“They’re saying it’s a replacement terminal and because they’re not adding a runway they’re not expanding capacity,” said the Princeton physician TTS member. “But the truth of the matter is that they’re expanding. They’re making the terminal so much bigger.”

She went on to discuss the threat to area residents’ health from increased jet emissions. The smaller, lighter particles travel further and are potentially more dangerous than larger heavier particles, she pointed out. “There’s a lot of environmental toxicology research coming out about how that matter travels and has an impact on people,” she said. “We have to consider the health costs as well as the economic costs. This new airport is not going to be the good news to the county that people say it is.”

Hoechner added that the lives of many people in Bucks County are directly impacted by the noise and vibrations of low-flying jets. “There’s a direct impact on quality of life,” she said. “There’s also concern about the Delaware River and drinking water because our water is sourced from there and there’s an issue about contamination on the airport construction site flowing into the river.”

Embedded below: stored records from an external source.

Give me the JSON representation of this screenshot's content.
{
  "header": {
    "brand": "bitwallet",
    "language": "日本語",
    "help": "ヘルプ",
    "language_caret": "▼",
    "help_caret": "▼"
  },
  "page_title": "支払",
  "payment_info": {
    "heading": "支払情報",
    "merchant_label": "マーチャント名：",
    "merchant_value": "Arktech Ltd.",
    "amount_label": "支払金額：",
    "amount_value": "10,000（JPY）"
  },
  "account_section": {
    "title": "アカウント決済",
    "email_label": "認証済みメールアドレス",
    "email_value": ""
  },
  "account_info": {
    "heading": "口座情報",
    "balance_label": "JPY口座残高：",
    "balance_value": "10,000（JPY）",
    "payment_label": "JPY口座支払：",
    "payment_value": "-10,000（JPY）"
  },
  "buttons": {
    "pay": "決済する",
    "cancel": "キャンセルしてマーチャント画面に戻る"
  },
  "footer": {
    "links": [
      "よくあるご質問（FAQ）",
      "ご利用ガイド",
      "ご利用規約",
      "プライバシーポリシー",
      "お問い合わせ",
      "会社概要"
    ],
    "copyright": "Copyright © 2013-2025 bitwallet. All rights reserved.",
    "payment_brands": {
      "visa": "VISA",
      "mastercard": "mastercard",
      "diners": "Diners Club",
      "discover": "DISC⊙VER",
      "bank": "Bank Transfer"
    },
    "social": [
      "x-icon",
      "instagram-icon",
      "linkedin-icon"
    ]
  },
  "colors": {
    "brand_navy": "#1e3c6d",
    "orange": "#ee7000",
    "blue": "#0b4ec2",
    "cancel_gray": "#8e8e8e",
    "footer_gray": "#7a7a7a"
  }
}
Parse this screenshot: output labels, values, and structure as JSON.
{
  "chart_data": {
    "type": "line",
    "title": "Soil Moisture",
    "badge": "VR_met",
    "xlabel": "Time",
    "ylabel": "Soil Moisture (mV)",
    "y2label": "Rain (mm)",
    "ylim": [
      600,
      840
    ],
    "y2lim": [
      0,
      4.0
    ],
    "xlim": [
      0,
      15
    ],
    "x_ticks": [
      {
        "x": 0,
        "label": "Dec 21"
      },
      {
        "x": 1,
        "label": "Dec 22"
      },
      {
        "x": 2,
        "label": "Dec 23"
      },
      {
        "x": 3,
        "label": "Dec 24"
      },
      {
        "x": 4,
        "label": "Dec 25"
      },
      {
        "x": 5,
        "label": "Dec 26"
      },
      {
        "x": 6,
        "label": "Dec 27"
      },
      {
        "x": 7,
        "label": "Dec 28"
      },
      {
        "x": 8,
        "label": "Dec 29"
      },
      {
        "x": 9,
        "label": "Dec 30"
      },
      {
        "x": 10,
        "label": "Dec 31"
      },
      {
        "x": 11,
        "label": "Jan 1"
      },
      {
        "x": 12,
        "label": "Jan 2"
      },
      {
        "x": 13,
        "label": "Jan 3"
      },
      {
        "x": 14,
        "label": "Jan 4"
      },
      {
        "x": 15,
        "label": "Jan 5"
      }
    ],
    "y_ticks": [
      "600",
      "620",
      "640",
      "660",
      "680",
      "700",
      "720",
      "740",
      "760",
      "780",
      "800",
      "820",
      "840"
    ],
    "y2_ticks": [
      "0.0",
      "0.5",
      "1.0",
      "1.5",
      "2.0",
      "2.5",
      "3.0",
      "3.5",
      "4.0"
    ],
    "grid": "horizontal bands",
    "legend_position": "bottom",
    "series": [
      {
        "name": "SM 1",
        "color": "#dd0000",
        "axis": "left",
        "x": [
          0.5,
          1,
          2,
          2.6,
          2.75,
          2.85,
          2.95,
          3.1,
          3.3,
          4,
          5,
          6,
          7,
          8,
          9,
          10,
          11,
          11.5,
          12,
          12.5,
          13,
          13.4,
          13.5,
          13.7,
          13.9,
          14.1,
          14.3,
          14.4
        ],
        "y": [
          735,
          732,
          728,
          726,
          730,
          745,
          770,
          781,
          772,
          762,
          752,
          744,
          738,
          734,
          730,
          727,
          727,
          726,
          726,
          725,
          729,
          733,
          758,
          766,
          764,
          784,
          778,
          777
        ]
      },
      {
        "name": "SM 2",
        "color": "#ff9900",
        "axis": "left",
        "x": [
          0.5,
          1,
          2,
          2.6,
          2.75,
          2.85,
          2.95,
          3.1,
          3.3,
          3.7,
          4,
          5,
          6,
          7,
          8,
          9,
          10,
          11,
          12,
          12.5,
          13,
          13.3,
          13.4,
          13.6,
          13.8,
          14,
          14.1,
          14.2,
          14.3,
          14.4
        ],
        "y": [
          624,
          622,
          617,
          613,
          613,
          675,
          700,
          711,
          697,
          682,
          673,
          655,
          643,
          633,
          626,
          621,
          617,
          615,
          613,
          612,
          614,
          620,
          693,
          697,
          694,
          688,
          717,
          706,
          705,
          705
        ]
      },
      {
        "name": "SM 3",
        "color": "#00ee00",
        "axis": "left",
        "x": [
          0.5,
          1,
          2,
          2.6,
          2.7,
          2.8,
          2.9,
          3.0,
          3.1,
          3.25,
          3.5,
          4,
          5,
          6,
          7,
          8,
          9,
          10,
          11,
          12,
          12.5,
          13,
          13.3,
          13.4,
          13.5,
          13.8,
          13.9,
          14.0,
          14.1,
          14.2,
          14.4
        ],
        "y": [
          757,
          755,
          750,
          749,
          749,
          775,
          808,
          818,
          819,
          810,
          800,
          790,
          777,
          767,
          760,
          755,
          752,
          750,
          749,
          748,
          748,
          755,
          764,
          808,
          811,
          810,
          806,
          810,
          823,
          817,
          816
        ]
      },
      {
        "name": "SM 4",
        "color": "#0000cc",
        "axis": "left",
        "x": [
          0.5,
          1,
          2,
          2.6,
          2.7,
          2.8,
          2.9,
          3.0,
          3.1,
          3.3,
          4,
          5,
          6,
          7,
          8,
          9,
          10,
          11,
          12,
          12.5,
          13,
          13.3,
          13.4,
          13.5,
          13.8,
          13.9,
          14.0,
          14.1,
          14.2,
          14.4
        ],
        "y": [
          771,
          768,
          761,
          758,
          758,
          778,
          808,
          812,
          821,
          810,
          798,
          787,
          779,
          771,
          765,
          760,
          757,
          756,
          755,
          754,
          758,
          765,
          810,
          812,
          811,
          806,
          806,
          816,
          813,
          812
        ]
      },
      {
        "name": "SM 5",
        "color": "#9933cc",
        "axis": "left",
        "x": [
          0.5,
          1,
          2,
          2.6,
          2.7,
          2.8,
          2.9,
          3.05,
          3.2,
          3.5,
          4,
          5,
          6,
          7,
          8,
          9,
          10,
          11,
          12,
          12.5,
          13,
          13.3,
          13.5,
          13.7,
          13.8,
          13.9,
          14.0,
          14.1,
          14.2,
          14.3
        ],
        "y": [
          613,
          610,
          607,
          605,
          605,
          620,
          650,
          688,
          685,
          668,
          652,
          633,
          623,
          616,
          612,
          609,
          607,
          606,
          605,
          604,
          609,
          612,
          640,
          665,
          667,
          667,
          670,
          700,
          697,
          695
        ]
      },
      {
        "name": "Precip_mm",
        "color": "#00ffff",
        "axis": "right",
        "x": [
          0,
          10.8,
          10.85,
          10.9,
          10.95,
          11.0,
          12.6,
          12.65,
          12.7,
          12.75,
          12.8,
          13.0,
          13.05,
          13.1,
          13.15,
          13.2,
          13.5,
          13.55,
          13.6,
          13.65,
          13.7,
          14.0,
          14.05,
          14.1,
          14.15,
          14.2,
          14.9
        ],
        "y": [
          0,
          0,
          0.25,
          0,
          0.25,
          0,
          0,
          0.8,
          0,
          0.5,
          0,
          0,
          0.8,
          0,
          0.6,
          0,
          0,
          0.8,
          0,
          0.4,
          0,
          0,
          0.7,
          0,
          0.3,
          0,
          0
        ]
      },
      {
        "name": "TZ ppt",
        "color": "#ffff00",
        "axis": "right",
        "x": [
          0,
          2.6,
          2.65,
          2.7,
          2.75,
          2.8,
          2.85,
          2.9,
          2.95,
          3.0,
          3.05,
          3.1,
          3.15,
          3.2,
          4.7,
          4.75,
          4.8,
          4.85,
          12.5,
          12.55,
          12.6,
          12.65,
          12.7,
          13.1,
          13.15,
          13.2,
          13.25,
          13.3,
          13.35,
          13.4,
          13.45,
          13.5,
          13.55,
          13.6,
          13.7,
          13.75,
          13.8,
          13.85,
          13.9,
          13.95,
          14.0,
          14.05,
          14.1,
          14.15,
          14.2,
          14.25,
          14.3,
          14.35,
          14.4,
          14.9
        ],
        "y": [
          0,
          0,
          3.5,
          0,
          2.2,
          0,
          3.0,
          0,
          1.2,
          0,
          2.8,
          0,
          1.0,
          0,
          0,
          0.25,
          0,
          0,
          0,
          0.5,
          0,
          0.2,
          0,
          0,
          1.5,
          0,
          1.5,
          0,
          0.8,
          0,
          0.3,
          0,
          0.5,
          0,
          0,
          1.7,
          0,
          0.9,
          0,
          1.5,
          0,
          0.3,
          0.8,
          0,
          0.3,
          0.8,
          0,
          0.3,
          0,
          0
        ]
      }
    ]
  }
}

TTS and Mercer County authorities also clash on the question of the financial burden of the project. The FAA has estimated $109 million to $121 million in costs, but Siggelakis states, “We are not yet at the point of sharing budgets as we work on finalizing funding.”

TTS predicts costs of about $200 million, which could impose a significant burden on taxpayers, but Mercer County Executive Dan Benson, as well as Siggelakis, see the airport project as “a significant economic engine for our entire region,” as quoted by nj.com.

Siggelakis described the project as one of the largest Mercer County public works projects in recent memory utilizing local skilled labor and providing thousands of work hours for Mercer residents. He also cited the future airport as a draw for businesses considering relocating to Mercer County and a “significant factor in the county’s appeal for economic development.” He also claimed that the influx of new passengers would “lead to increased patronage of local businesses.”